(TASK MATERIAL Opens)
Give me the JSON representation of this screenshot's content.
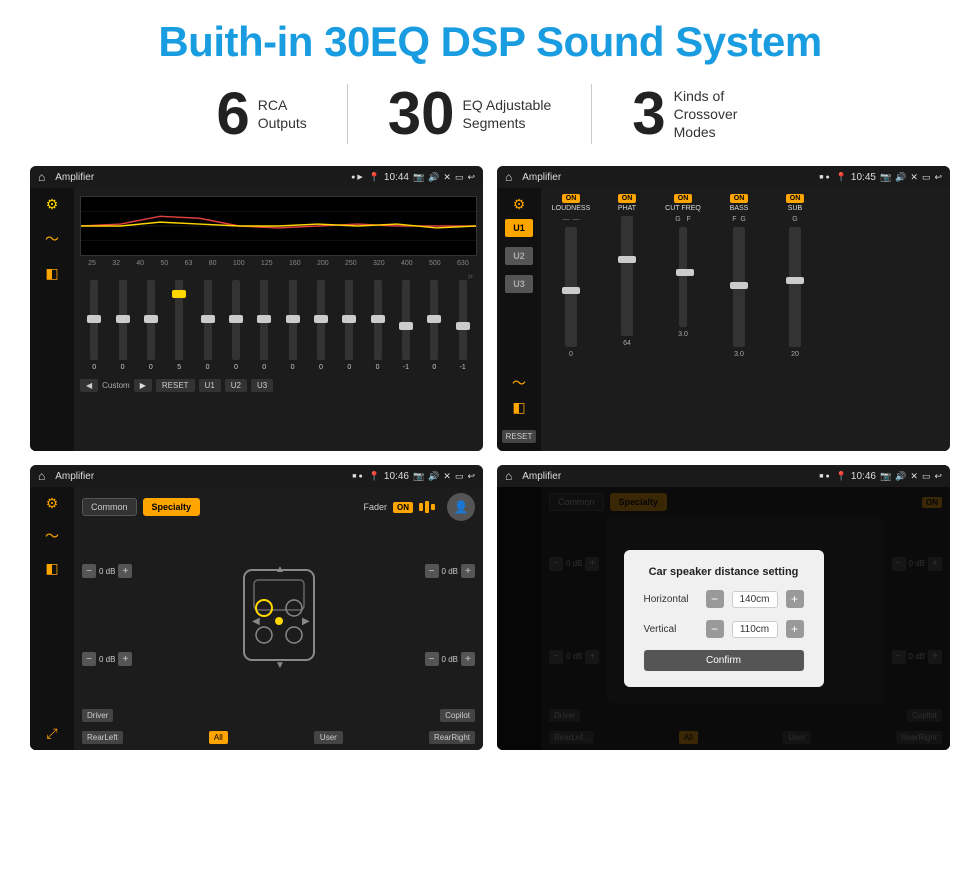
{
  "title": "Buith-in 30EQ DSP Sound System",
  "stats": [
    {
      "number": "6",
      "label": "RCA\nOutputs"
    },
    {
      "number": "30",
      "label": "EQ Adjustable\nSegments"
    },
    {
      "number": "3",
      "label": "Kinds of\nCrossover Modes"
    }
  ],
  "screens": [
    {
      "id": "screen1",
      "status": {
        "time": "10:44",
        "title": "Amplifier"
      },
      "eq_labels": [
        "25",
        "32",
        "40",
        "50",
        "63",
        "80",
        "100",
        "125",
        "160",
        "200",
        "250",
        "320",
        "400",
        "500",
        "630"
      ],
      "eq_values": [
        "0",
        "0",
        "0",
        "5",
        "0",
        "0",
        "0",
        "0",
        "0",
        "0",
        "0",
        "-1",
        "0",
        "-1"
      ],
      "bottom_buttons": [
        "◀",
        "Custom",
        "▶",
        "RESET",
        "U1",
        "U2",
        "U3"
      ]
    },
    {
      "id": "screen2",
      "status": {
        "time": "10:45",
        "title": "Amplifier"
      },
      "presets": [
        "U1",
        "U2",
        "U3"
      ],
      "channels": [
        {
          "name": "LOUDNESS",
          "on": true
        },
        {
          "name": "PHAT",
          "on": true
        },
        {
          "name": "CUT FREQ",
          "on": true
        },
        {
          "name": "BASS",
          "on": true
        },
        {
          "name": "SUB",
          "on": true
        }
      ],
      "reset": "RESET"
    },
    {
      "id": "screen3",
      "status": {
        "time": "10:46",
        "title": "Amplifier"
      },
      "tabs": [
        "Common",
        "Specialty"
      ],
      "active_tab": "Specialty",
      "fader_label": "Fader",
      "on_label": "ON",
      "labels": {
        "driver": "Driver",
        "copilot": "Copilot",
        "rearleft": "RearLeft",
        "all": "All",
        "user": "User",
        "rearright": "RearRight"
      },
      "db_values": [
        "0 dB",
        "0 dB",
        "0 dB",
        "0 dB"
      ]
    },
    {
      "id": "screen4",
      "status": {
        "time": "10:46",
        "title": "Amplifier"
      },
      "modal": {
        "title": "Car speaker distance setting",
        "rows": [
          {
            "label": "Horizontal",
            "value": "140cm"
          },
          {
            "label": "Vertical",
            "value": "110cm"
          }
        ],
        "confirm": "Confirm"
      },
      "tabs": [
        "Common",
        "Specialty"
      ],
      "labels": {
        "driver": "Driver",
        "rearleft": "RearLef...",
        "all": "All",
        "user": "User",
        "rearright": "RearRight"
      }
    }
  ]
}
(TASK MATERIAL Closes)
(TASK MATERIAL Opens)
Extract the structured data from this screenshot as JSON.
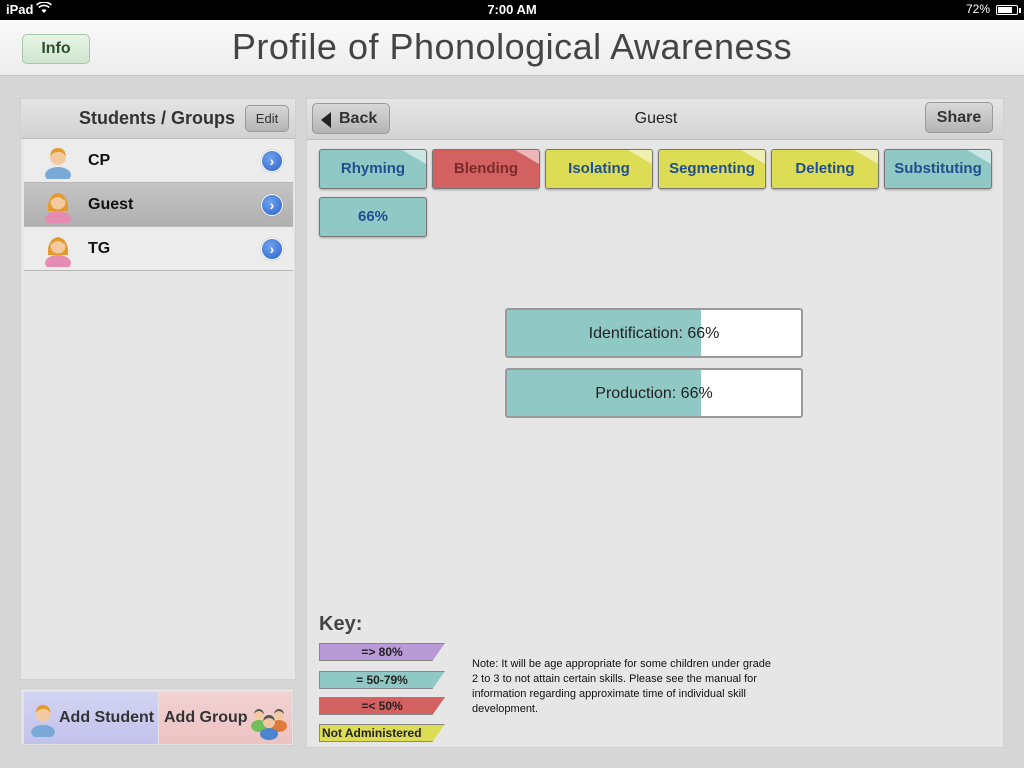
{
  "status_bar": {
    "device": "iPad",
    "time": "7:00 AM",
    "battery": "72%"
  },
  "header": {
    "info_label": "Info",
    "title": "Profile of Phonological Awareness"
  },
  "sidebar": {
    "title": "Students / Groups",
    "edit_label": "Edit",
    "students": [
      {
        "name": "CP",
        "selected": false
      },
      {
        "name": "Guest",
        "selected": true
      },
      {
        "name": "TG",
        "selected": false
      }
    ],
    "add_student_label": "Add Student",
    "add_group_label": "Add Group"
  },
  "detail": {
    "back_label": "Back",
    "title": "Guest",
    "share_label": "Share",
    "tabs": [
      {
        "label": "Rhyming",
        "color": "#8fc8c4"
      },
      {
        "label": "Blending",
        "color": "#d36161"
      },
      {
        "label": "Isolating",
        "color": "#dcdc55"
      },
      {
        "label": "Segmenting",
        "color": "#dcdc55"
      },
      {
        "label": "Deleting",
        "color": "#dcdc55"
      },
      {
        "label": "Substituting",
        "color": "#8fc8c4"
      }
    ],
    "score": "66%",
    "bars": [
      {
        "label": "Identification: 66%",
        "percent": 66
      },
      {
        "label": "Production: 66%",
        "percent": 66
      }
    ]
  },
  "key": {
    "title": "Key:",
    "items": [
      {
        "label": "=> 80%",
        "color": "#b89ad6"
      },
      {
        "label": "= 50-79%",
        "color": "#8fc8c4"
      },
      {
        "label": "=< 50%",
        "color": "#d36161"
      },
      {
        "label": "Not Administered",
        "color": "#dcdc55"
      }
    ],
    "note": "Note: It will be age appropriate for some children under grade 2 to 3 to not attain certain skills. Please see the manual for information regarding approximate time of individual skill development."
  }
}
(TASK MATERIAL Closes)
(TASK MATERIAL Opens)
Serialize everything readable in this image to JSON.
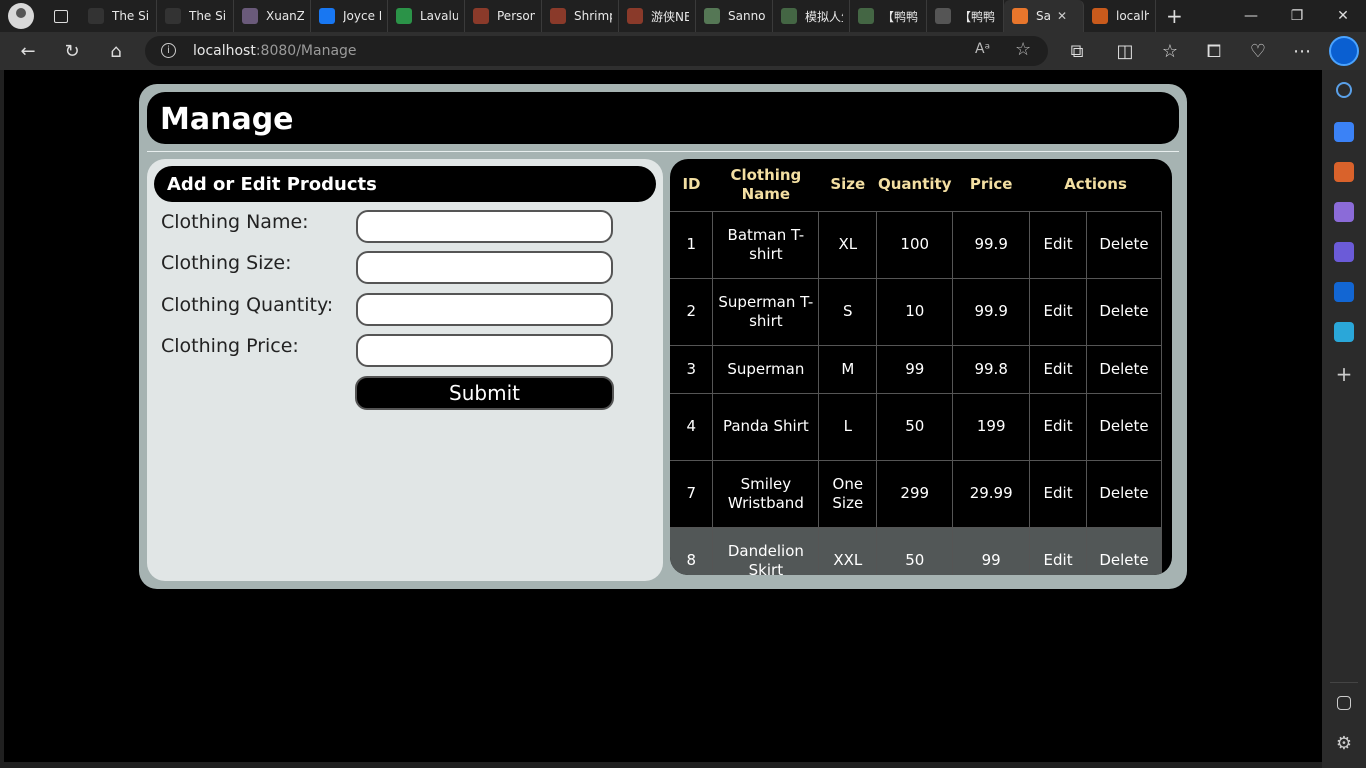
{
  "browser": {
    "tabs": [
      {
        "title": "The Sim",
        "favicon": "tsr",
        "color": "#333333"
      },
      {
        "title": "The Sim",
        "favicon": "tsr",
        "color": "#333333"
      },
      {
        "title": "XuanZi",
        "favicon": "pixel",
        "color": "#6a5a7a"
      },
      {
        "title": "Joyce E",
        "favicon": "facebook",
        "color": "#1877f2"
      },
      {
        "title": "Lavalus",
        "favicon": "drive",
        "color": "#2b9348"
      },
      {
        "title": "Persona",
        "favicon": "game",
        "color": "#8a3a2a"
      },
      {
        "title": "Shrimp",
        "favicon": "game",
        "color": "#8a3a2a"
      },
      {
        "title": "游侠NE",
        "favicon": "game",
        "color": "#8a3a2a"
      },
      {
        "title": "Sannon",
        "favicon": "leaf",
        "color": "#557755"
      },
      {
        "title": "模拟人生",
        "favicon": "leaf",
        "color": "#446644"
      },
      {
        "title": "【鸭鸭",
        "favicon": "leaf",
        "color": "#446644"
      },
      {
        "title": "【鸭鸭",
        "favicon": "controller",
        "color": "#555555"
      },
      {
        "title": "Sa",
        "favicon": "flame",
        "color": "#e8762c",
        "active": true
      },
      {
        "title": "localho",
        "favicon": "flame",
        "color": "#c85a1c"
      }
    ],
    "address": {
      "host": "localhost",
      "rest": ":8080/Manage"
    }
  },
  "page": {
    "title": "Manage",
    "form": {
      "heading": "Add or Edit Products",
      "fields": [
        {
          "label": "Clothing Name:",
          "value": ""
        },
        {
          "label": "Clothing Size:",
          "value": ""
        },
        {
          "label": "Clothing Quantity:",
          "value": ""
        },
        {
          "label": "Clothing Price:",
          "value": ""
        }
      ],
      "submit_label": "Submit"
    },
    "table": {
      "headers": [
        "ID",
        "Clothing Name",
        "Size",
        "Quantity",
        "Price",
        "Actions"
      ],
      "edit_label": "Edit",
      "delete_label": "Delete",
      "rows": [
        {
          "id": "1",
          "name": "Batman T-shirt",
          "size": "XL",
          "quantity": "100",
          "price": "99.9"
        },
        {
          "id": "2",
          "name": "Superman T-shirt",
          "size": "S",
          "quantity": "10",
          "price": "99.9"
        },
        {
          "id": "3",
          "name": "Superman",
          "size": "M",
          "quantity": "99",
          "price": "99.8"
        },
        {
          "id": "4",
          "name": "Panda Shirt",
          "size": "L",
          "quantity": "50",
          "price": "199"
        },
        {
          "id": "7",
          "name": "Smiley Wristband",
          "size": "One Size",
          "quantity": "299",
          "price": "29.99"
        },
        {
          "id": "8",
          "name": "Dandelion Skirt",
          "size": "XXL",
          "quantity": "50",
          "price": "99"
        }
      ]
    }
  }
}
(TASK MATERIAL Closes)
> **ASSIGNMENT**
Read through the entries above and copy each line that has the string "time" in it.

> **YOUR SOLUTION**
        "time": "10:44",
        "time": "10:45",
        "time": "10:46",
        "time": "10:46",
    "time": "7:00 AM",
    "note": "Note: It will be age appropriate for some children under grade 2 to 3 to not attain certain skills. Please see the manual for information regarding approximate time of individual skill development."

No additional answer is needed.